16 years ago
About a year ago I had a job making three each of a number of parts. It
went smoothly except for a valve assembly component that didn't lend
itself to milling, so was turned on my only lathe, a manual without
Think way back to the last time you had to accurately turn a
complicated part on a manual lathe.
It ended up taking hours to make the three parts.
About a week ago I got the same job again. This time the plastic parts
were missing (already tooled for injection molding) but the quantity
was up to 12 each of the remaining 11 parts. Not looking forward to the
tedium of turning 12 of those valve parts, I decided to try turning
them in a CNC mill. It worked out very well.
I'm not a lathe guy, and I did not program this in a lathe CAM program.
I didn't program it manually either. I tricked my mill software into
doing it. Very simple really.
I changed the CAD data to make a square protrusion out of the round
section. I brought it into CAM and laid it on its side where X and Z
were reversed so operations could come from Z, even thought they'll
really be comming in from X. To keep things simple (no tool changes) I
ran the entire part with a .075" grooving tool (shut up, it worked
fine). I told the program I was milling with a .075" diameter EM.
I made flat square surfaces behind the part profile for each zone I
wanted to rough. I roughed with a simple profile program on those flat
surfaces, with a .005" step depth using the part profile as a check
surface. After roughing an area, I'd finish with a surface milling
routine. All chamfers and fillets were interpolated with the square end
grove tool. I squared up the end, made an o-ring grove and parted off
the final part with hole drilling routines.
After posting the g-code I used Notepad's "replace all" function to
swap all the Z to X, and X to Z. I put the lathe tool in a vice and the
round stock in a tool holder, zeroed out and started making parts. Part
accuracy (after one adjustment to the program) and surface finish are
good, the program took about 12 minuets to run each, unattended.
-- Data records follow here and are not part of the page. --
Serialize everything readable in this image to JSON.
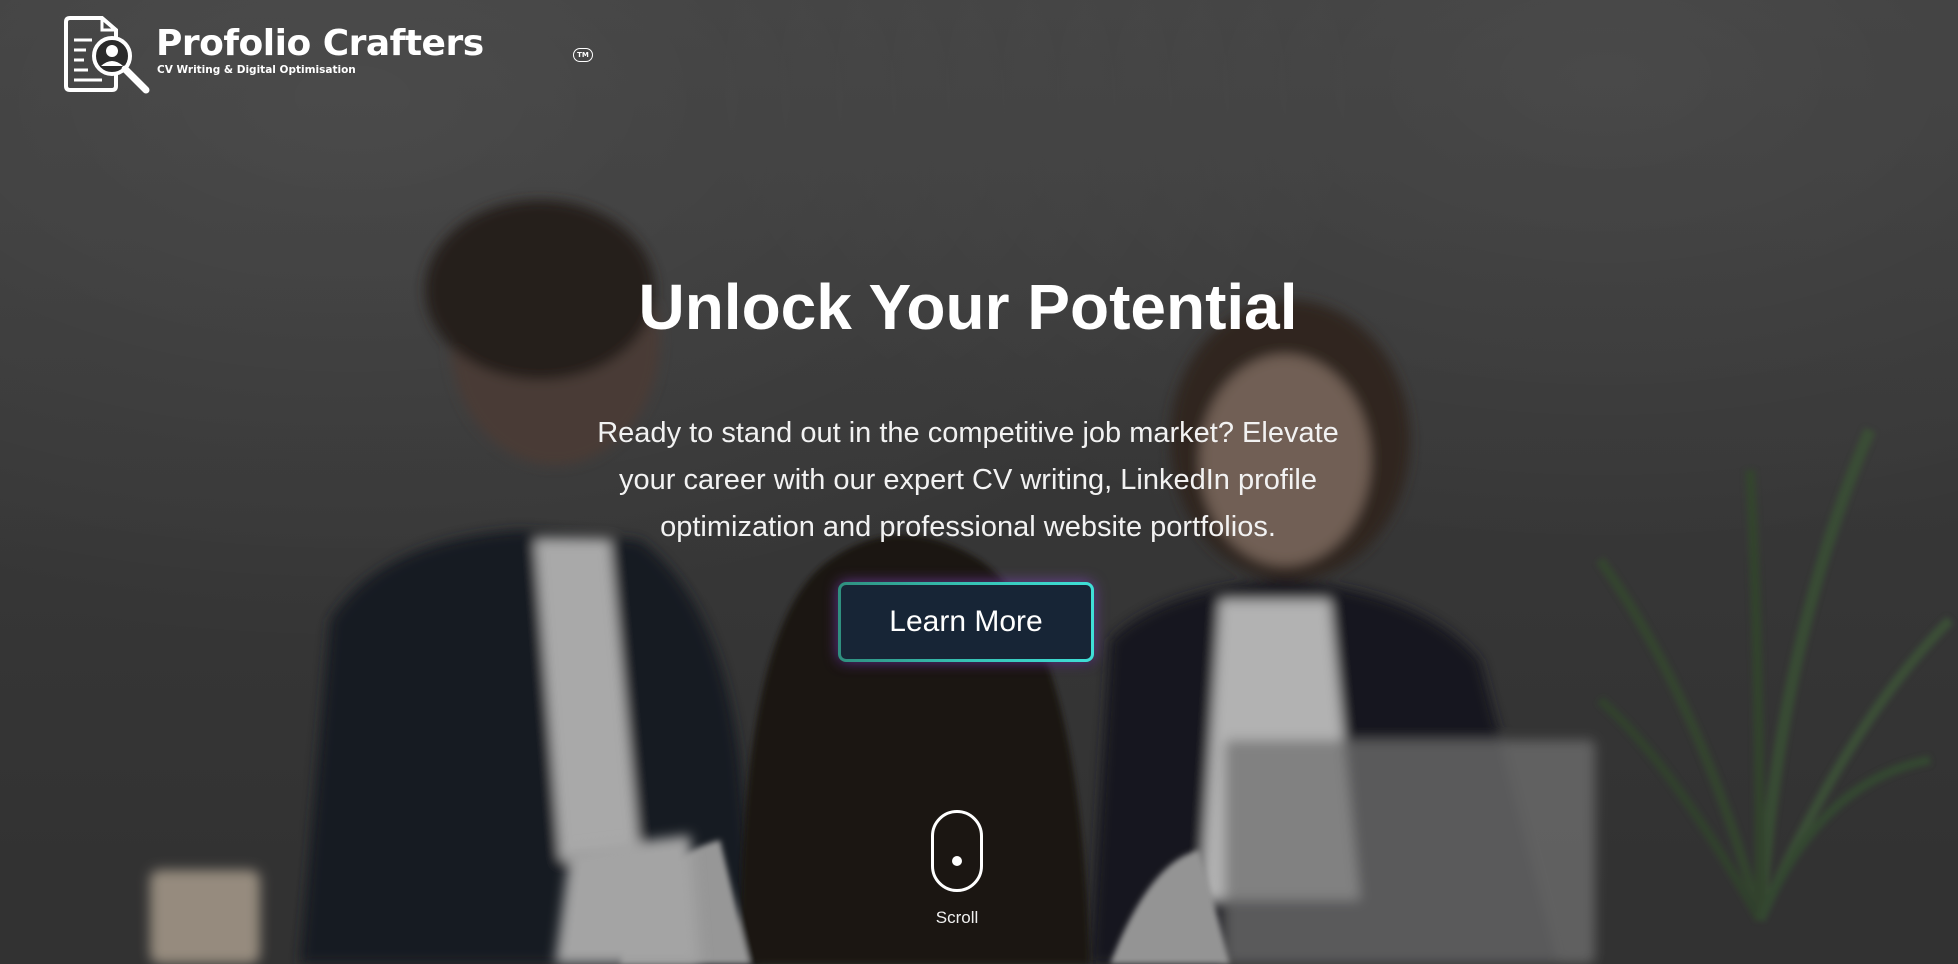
{
  "brand": {
    "name": "Profolio Crafters",
    "trademark": "TM",
    "tagline": "CV Writing & Digital Optimisation"
  },
  "hero": {
    "headline": "Unlock Your Potential",
    "subtext": "Ready to stand out in the competitive job market? Elevate your career with our expert CV writing, LinkedIn profile optimization and professional website portfolios.",
    "cta_label": "Learn More",
    "scroll_label": "Scroll"
  },
  "colors": {
    "cta_background": "#172536",
    "cta_border_start": "#2f8f7f",
    "cta_border_end": "#3fe0d8",
    "text": "#ffffff"
  },
  "icons": {
    "logo": "resume-search-icon",
    "scroll": "mouse-scroll-icon"
  }
}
I'm
sure a lathe guy could have done it in a couple minuets.
If I get adventuresome in the future, I might add multiple vices with